What you will do: Set down each line of the records once more, precisely, and omit the pictures.

Recorded information:

- - - - -

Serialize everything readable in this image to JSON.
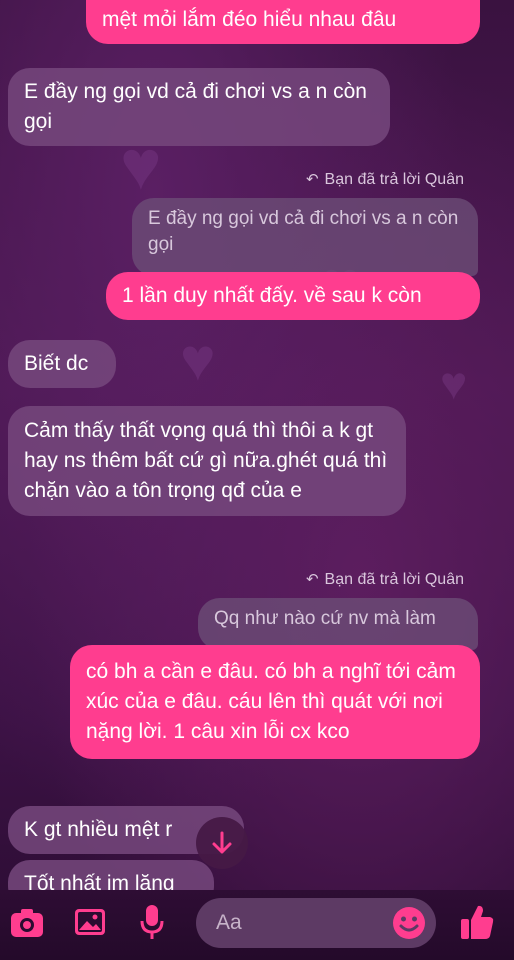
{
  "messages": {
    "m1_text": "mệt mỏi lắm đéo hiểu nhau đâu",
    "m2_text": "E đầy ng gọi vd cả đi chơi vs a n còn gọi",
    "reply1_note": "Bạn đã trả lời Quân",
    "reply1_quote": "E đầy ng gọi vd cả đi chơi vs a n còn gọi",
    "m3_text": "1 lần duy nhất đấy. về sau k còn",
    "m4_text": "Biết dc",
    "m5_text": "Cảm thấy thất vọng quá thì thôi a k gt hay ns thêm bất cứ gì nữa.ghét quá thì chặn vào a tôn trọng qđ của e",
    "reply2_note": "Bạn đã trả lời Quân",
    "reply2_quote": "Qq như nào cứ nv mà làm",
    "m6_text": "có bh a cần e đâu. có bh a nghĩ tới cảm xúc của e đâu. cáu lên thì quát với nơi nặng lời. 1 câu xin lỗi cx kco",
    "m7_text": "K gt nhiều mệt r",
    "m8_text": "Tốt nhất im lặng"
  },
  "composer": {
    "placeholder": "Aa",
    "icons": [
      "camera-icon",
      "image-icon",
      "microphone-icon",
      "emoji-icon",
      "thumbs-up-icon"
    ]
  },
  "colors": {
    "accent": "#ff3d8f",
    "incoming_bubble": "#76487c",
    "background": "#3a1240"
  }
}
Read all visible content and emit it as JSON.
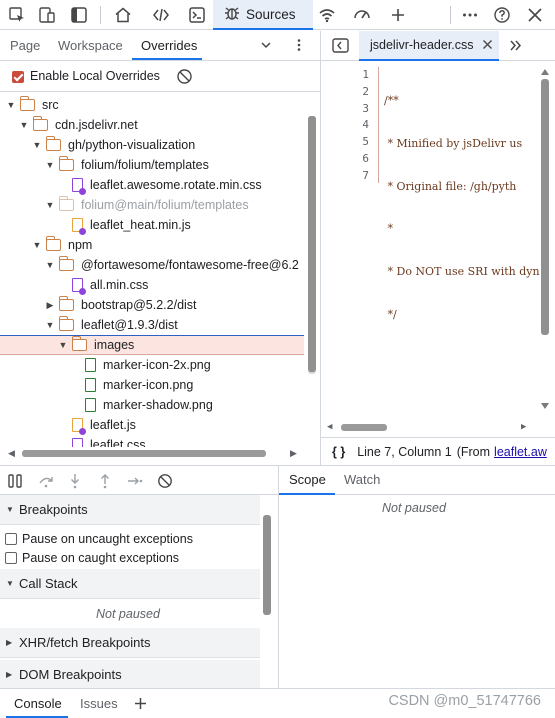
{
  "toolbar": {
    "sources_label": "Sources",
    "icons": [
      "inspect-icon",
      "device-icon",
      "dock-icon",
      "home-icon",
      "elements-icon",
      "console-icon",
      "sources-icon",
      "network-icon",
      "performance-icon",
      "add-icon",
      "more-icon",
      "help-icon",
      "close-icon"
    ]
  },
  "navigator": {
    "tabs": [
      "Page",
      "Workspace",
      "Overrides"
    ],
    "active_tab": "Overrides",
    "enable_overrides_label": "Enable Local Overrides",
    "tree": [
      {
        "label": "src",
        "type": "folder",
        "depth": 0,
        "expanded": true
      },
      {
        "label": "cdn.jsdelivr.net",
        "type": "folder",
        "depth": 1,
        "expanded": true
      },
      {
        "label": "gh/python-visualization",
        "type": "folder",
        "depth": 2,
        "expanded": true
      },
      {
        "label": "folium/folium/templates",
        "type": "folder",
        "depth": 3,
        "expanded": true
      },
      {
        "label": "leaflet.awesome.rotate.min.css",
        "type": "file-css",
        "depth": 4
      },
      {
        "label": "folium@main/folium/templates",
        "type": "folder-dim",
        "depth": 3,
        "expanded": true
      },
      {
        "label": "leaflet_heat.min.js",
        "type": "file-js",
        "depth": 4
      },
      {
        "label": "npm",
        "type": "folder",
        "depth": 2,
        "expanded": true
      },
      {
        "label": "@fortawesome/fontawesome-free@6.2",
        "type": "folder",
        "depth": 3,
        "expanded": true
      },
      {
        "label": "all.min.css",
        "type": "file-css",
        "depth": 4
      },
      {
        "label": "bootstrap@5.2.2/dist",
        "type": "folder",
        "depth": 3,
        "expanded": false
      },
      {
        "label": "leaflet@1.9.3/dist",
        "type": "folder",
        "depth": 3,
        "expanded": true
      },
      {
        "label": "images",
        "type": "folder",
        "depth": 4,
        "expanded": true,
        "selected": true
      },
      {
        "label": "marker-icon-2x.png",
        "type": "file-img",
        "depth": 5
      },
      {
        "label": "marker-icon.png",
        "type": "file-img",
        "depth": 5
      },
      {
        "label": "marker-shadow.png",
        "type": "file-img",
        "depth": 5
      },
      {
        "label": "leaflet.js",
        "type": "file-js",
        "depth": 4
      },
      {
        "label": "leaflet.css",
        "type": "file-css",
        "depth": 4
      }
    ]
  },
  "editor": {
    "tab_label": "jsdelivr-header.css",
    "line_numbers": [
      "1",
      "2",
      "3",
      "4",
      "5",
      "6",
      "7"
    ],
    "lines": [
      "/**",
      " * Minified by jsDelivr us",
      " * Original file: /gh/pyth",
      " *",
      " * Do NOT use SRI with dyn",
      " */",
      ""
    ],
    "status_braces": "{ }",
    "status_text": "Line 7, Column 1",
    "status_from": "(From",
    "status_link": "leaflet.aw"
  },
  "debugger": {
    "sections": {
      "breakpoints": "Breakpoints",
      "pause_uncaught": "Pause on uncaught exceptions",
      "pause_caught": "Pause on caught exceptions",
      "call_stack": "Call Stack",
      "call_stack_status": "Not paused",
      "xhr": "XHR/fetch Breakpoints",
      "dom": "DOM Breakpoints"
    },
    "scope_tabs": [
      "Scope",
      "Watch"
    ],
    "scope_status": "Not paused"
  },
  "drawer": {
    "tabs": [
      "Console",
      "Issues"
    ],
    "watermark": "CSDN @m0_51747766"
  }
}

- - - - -

Task output:
Serialize everything readable in this image to JSON.
{
  "messages": {
    "m1_text": "mệt mỏi lắm đéo hiểu nhau đâu",
    "m2_text": "E đầy ng gọi vd cả đi chơi vs a n còn gọi",
    "reply1_note": "Bạn đã trả lời Quân",
    "reply1_quote": "E đầy ng gọi vd cả đi chơi vs a n còn gọi",
    "m3_text": "1 lần duy nhất đấy. về sau k còn",
    "m4_text": "Biết dc",
    "m5_text": "Cảm thấy thất vọng quá thì thôi a k gt hay ns thêm bất cứ gì nữa.ghét quá thì chặn vào a tôn trọng qđ của e",
    "reply2_note": "Bạn đã trả lời Quân",
    "reply2_quote": "Qq như nào cứ nv mà làm",
    "m6_text": "có bh a cần e đâu. có bh a nghĩ tới cảm xúc của e đâu. cáu lên thì quát với nơi nặng lời. 1 câu xin lỗi cx kco",
    "m7_text": "K gt nhiều mệt r",
    "m8_text": "Tốt nhất im lặng"
  },
  "composer": {
    "placeholder": "Aa",
    "icons": [
      "camera-icon",
      "image-icon",
      "microphone-icon",
      "emoji-icon",
      "thumbs-up-icon"
    ]
  },
  "colors": {
    "accent": "#ff3d8f",
    "incoming_bubble": "#76487c",
    "background": "#3a1240"
  }
}
Read all visible content and emit it as JSON.
{
  "toolbar": {
    "sources_label": "Sources",
    "icons": [
      "inspect-icon",
      "device-icon",
      "dock-icon",
      "home-icon",
      "elements-icon",
      "console-icon",
      "sources-icon",
      "network-icon",
      "performance-icon",
      "add-icon",
      "more-icon",
      "help-icon",
      "close-icon"
    ]
  },
  "navigator": {
    "tabs": [
      "Page",
      "Workspace",
      "Overrides"
    ],
    "active_tab": "Overrides",
    "enable_overrides_label": "Enable Local Overrides",
    "tree": [
      {
        "label": "src",
        "type": "folder",
        "depth": 0,
        "expanded": true
      },
      {
        "label": "cdn.jsdelivr.net",
        "type": "folder",
        "depth": 1,
        "expanded": true
      },
      {
        "label": "gh/python-visualization",
        "type": "folder",
        "depth": 2,
        "expanded": true
      },
      {
        "label": "folium/folium/templates",
        "type": "folder",
        "depth": 3,
        "expanded": true
      },
      {
        "label": "leaflet.awesome.rotate.min.css",
        "type": "file-css",
        "depth": 4
      },
      {
        "label": "folium@main/folium/templates",
        "type": "folder-dim",
        "depth": 3,
        "expanded": true
      },
      {
        "label": "leaflet_heat.min.js",
        "type": "file-js",
        "depth": 4
      },
      {
        "label": "npm",
        "type": "folder",
        "depth": 2,
        "expanded": true
      },
      {
        "label": "@fortawesome/fontawesome-free@6.2",
        "type": "folder",
        "depth": 3,
        "expanded": true
      },
      {
        "label": "all.min.css",
        "type": "file-css",
        "depth": 4
      },
      {
        "label": "bootstrap@5.2.2/dist",
        "type": "folder",
        "depth": 3,
        "expanded": false
      },
      {
        "label": "leaflet@1.9.3/dist",
        "type": "folder",
        "depth": 3,
        "expanded": true
      },
      {
        "label": "images",
        "type": "folder",
        "depth": 4,
        "expanded": true,
        "selected": true
      },
      {
        "label": "marker-icon-2x.png",
        "type": "file-img",
        "depth": 5
      },
      {
        "label": "marker-icon.png",
        "type": "file-img",
        "depth": 5
      },
      {
        "label": "marker-shadow.png",
        "type": "file-img",
        "depth": 5
      },
      {
        "label": "leaflet.js",
        "type": "file-js",
        "depth": 4
      },
      {
        "label": "leaflet.css",
        "type": "file-css",
        "depth": 4
      }
    ]
  },
  "editor": {
    "tab_label": "jsdelivr-header.css",
    "line_numbers": [
      "1",
      "2",
      "3",
      "4",
      "5",
      "6",
      "7"
    ],
    "lines": [
      "/**",
      " * Minified by jsDelivr us",
      " * Original file: /gh/pyth",
      " *",
      " * Do NOT use SRI with dyn",
      " */",
      ""
    ],
    "status_braces": "{ }",
    "status_text": "Line 7, Column 1",
    "status_from": "(From",
    "status_link": "leaflet.aw"
  },
  "debugger": {
    "sections": {
      "breakpoints": "Breakpoints",
      "pause_uncaught": "Pause on uncaught exceptions",
      "pause_caught": "Pause on caught exceptions",
      "call_stack": "Call Stack",
      "call_stack_status": "Not paused",
      "xhr": "XHR/fetch Breakpoints",
      "dom": "DOM Breakpoints"
    },
    "scope_tabs": [
      "Scope",
      "Watch"
    ],
    "scope_status": "Not paused"
  },
  "drawer": {
    "tabs": [
      "Console",
      "Issues"
    ],
    "watermark": "CSDN @m0_51747766"
  }
}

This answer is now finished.